The player gets points based on the difficulty level of the skills and performance. In case of other related trampoline types such as synchronised trampoline, tumbling and doublemini trampoline, the game procedure varies. While the basic rules are very much similar in all types, they differ from each other in game set-ups and strategies.
In all types, players need to perform ten different sets of recognised and creative skills such as straddle jumps, somersaults, or twists. Players are awarded scores based on style as well as control on execution of the tricks. These different types are as follows −
In case of synchronised trampolining, two players simultaneously perform on two adjacent trampolines. The routine consists of same set of ten skills which both the players have to perform at the same time. The score is given to each athlete separately by a pair of judges for their ability to perform the skills.
Additional judges are there to provide score for synchronization between the two players. In case the players are performing in a much synchronised manner including jumping up to same height at same time, few points are deducted for synchronization. Here also if the degree of difficulty of the routine plays a vital role in the scoring process similar to individual trampolining.

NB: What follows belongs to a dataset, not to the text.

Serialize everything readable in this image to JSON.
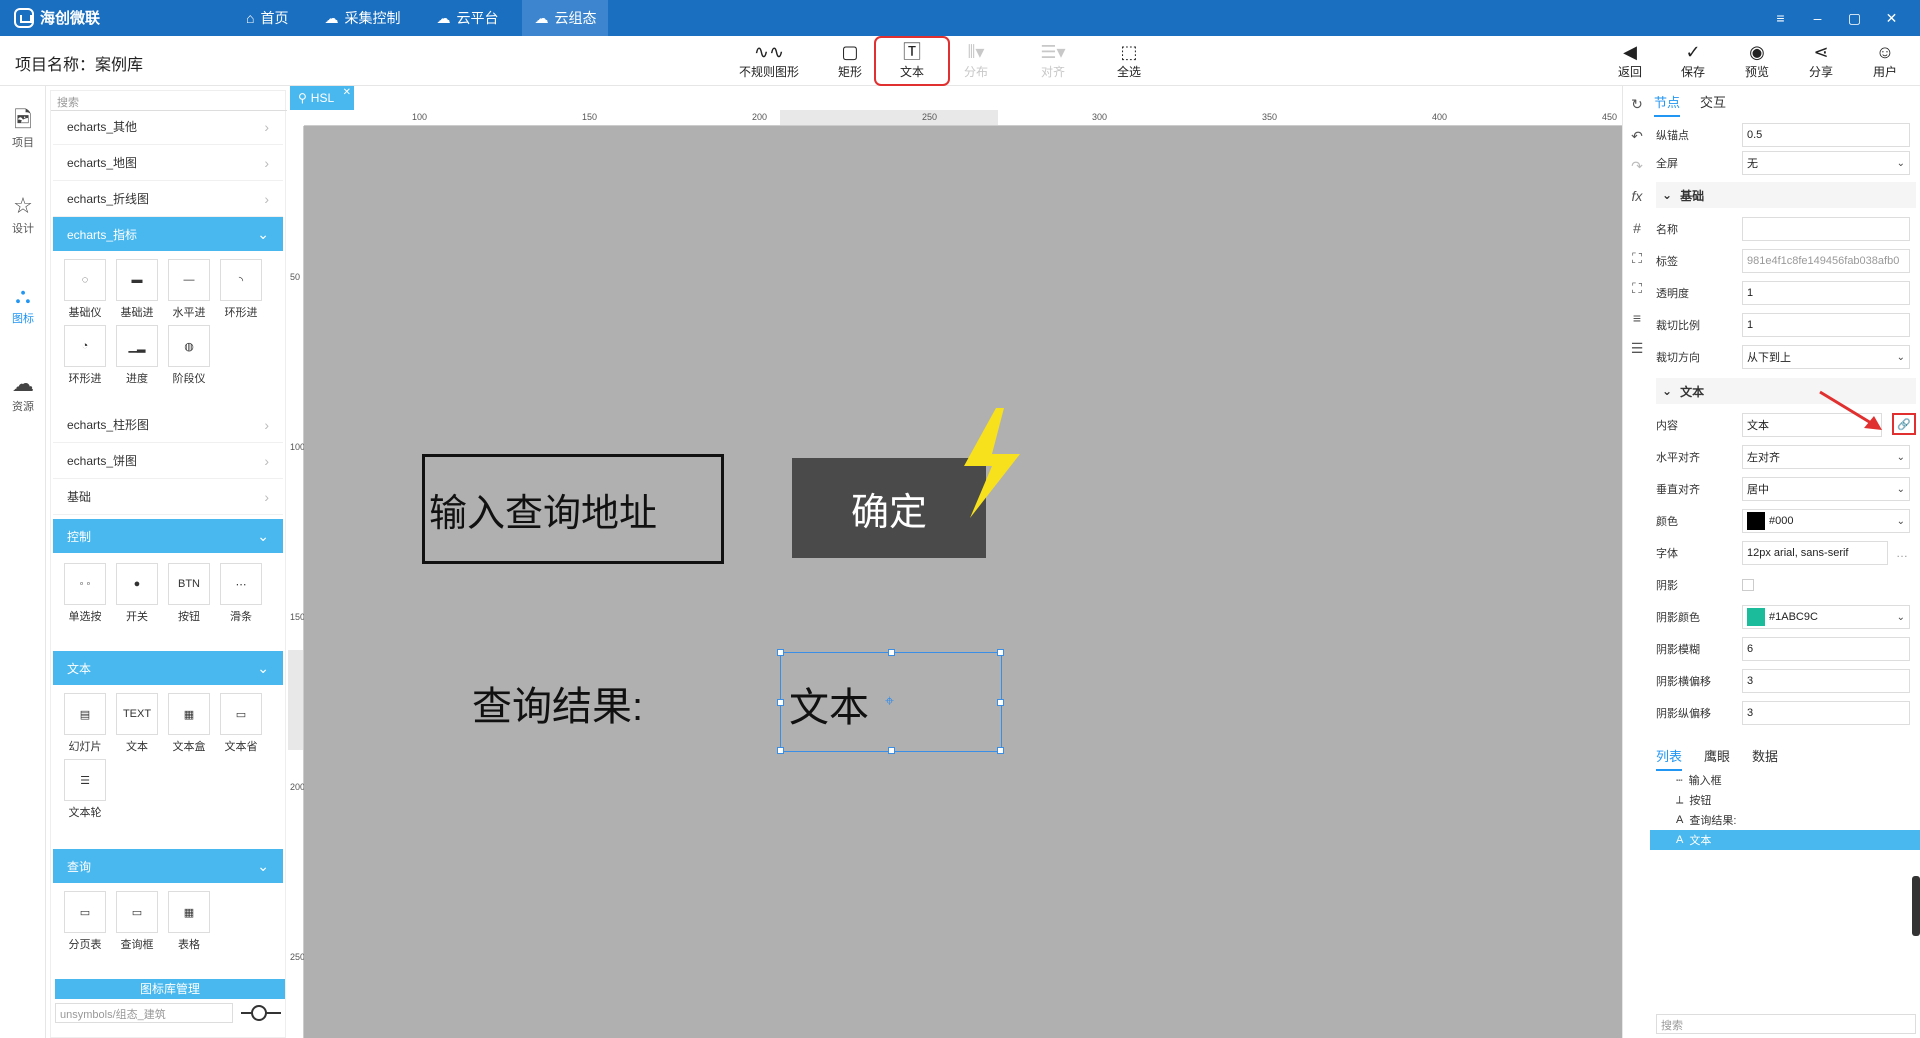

The double mini-trampoline court is smaller than that of regular trampoline court. Here player runs up and jumps up to the sloping end and then jumping to the flat part of the trampoline before dismounting on a mat. The players perform different skill sets during the jump or while dismounting on the mat.
Here the competition consists of two types of passes. The first kind of pass is called mounter pass where the player performs a skill after a jump from the sloping end to the flat bed and the second skill while dismounting from the flat bed on the mat.
The second type of pass is called spotter pass where the players first perform a straight jump at the slope end and during the landing on the flat bed, they perform a skill and again perform the second skill while dismounting on the mat. The skills that are performed by the players are same as that of skill sets performed by players in individual trampolining. The main difference between individual trampoline and double minitrampoline is that double mini trampoline includes a lot of movements long the trampoline.
Tumbling is also known as power tumbling where players perform routines consisting of eight different sets of skills on the floor without any trampoline. It is performed on a 25 meter long spring track with a width of 2 metres which is a fibreglass rod floor under two layers of foam mats. The floor includes a 10 metre run up at the front and a mat at the end of the track for dismounting.
In tumbling competitions, the players perform two pass. Each of them has eight skills. Usually starting off with a barani or rudy, the skill sets include twisted somersaults and whips before dismounting on the mats. The dismounting skills often include a double or triple back somersaults.
Scoring in tumbling is also very much similar to that of individual trampolining with five judges for execution of skills and one for degree of difficulty.